/
/
The Komet-001 Trial is Open to Patients with Relapsed or Refractory AML who have NPM1 Mutations
The Komet-001 Trial is Open to Patients with Relapsed or Refractory AML who have NPM1 Mutations
Posted Jun 24, 2021

Today, Kura Oncology announced that the first AML patient has been given KO-539, a strong and selective menin inhibitor. This is part of the open phase 1b portion of KOMET-001, a phase 1/2 clinical trial for patients with relapsed or refractory acute myeloid leukemia (AML). To learn more about the different phases of clinical trials, click here. This is a trial that is currently open to relapsed or refractory AML patients with NPM1 mutations or KMT2A rearrangements. You can learn more about this specific trial here.

Previously, in the phase 1a dose-escalation portion of KOMET-001, KO-539 demonstrated encouraging activity in relapsed or refractory AML patients with NPM1 mutations and KMT2A rearrangements. Rearrangements of the KMT2A gene have been found in 5-10% of AML patients and is typically associated with a poorer prognosis. It is thought that KO-359 reduces transcription (the process of copying a piece of DNA into RNA) of certain areas of DNA and results in AML cell death. In the initial Phase 1a study, KO-539 was found to be well tolerated by patients and had a manageable safety profile.

The current phase 1b portion of the KOMET-001 trial aims to determine the lowest dose of KO-359 that provides the maximum effect in humans. Some participants will take KO-359 orally, once per day at a low dose of 200 mg while others will receive a high dose once per day of 600 mg. 

According to Kura Oncology, they expect to enroll at least 12 patients into each of the two Phase 1b groups. The participants will be assessed for safety and tolerability in order to determine the recommended dose that will be used in a Phase 2 trial.

Stephen Dale, MD, Chief Medical Officer of Kura Oncology states, “We believe KO-539 has the potential to be both a first-in-class and a best-in-class menin inhibitor. We intend to conduct a comprehensive clinical development plan for KO-539, both as a monotherapy and in front-line combination studies. A critical component of this plan is the determination of an optimal dose, particularly given the compelling efficacy, safety and wide therapeutic window of KO-539. These Phase 1b expansion cohorts enable us to gather a more robust dataset in our targeted populations and help refine selection of a recommended dose for Phase 2 and beyond, while maintaining an aggressive development timeline for the program. We look forward to presenting data at a future medical meeting.” 

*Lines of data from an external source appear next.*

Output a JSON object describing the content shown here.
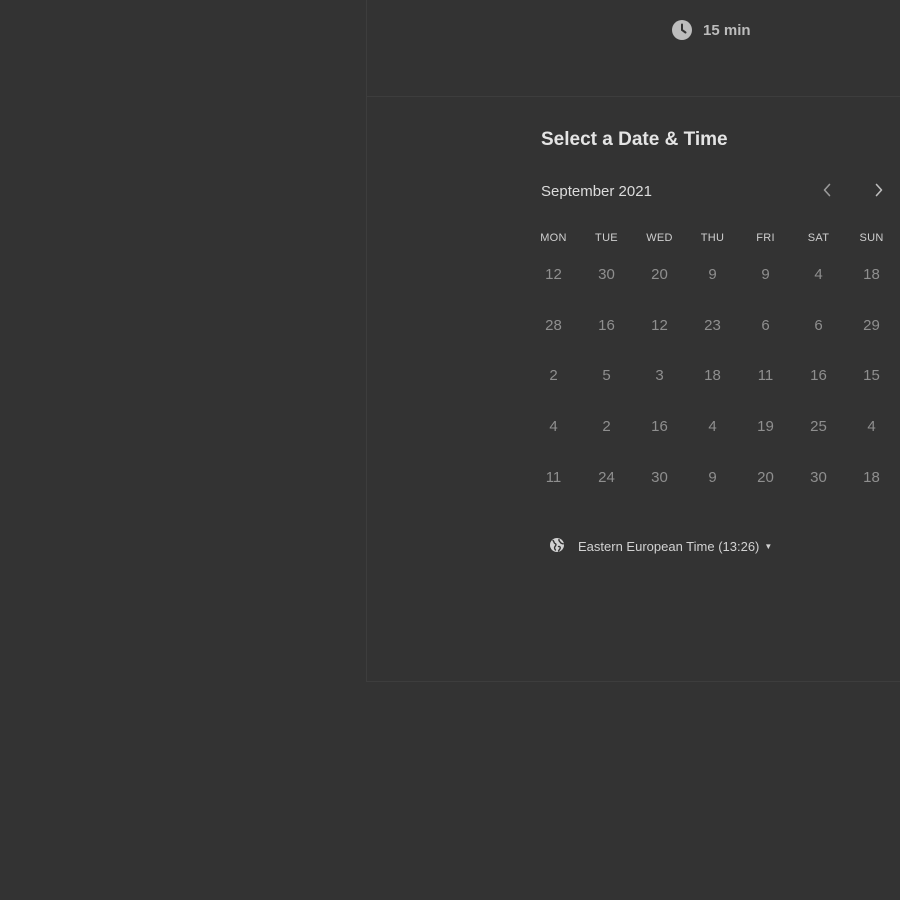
{
  "event": {
    "duration": "15 min",
    "duration_icon": "clock-icon"
  },
  "scheduler": {
    "title": "Select a Date & Time",
    "month_label": "September 2021",
    "prev_icon": "chevron-left-icon",
    "next_icon": "chevron-right-icon",
    "weekdays": [
      "MON",
      "TUE",
      "WED",
      "THU",
      "FRI",
      "SAT",
      "SUN"
    ],
    "weeks": [
      [
        "12",
        "30",
        "20",
        "9",
        "9",
        "4",
        "18"
      ],
      [
        "28",
        "16",
        "12",
        "23",
        "6",
        "6",
        "29"
      ],
      [
        "2",
        "5",
        "3",
        "18",
        "11",
        "16",
        "15"
      ],
      [
        "4",
        "2",
        "16",
        "4",
        "19",
        "25",
        "4"
      ],
      [
        "11",
        "24",
        "30",
        "9",
        "20",
        "30",
        "18"
      ]
    ],
    "timezone": {
      "icon": "globe-icon",
      "label": "Eastern European Time (13:26)",
      "caret_icon": "caret-down-icon"
    }
  },
  "colors": {
    "background": "#333333",
    "title": "#e4e4e4",
    "day_text": "#8f8f8f",
    "border": "#3d3d3d"
  }
}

KOMET-001 is actively enrolling relapsed or refractory AML patients for phase 1b, with plans to expand to phase 2 once a recommended phase 2 dose is determined. If you are interested in learning more about the KOMET-001 trial or seeing if you are potentially eligible to participate, check out the trial’s listing using our AML Clinical Trial Finder by clicking here.

 

The author Katie Braswell

about the author
Katie Braswell

Katie joined the HealthTree Foundation as the Community Director for AML in 2021. She is a registered dietitian who previously worked at the VA hospital in Dallas, Texas where she coached veterans with blood cancer on how to use nutrition to improve their treatment outcomes and minimize cancer-related side effects. Katie is passionate about health education and patient empowerment. In her spare time, she loves to experiment with new recipes in the kitchen, spend time running outdoors and travel to new places.

More AML Clinical Trials Articles

Article Image VOR33 Receives Fast Track Designation to Treat AML Article Image What’s New in AML Clinical Trials? Article Image Romyelocel-L: An Immune Cell Treatment Shown to Prevent Infections in AML Patients

Get the latest thought leadership on AML delivered straight to your inbox.

Subscribe to the weekly "HealthTree Community for AML Newsletter" for AML news, life with AML stories, AML clinical trials, AML 101 articles and events with AML experts.

Thanks to our HealthTree Community for AML Sponsors:

Follow Us

facebook instagram twitter youtube

 

Terms of Use and Privacy Policy     Newsroom     About    Donations    Find an AML Specialist     Newsletter     Learn     Connect

 

Copyright © 2021 HealthTree Foundation. All Rights Reserved.

The HealthTree Foundation / HealthTree for AML is a qualified 501(c)(3) tax-exempt organization. Tax ID 45-5354811